From BryanCaveFiduciaryLitigation.com

What does a trustee do when an irrevocable trust needs to be modified?  Circumstances or laws may have changed in ways that could not have been anticipated at the time the trust was drafted.  In the past, a trustee who wanted to change some aspect of an irrevocable trust had few options, other than a court order to reform the trust which can be a costly and lengthy process.  Now, many states have alleviated the necessity of court approval to modify trusts by permitting “decanting.”  (For an example of such a statute, see our prior post, “How is an Illinois Trust Now Like a Fine Wine? It Can Be Decanted: A Summary of the New Illinois Decanting Statute”.)

Decanting is the term generally used to describe the distribution of trust property to another trust pursuant to the trustee’s discretionary authority to make distributions to, or for the

New Georgia Trust Code Turns One; Reflections on the First Year

On July 1, 2010, the provisions of a completely revised Georgia trust code became effective.

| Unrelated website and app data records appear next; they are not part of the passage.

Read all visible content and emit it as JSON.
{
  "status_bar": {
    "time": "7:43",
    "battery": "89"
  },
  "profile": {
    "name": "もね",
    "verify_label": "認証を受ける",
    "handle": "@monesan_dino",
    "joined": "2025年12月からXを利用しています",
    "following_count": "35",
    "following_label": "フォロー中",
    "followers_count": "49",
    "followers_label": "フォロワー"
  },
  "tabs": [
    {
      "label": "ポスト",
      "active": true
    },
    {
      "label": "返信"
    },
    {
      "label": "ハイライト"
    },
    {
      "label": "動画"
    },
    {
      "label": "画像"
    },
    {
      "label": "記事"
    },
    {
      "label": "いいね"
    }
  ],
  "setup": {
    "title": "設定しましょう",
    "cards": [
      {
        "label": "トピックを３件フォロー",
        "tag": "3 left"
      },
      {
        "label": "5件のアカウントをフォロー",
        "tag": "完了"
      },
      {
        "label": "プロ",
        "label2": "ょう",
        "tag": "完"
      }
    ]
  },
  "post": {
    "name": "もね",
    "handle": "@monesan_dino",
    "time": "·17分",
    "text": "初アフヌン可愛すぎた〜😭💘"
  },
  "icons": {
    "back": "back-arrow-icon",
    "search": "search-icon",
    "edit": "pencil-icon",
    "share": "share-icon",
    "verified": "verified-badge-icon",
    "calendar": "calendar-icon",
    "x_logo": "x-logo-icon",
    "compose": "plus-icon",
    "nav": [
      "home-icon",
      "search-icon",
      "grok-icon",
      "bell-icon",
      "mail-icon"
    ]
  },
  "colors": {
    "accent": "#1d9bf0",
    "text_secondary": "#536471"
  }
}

This month we celebrate its first anniversary, so it seemed to be a good time to reflect on what were the top “attention-getters” of the new code. In thinking about this “top three” list, we’re reminded of the last time we trained a new puppy. The theme was: reward the good behavior, ignore the bad. Fortunately, the new code will help you take care of your dog and rewards good trustee behavior, but there could be serious consequences for a trustee not complying with some of the new provisions.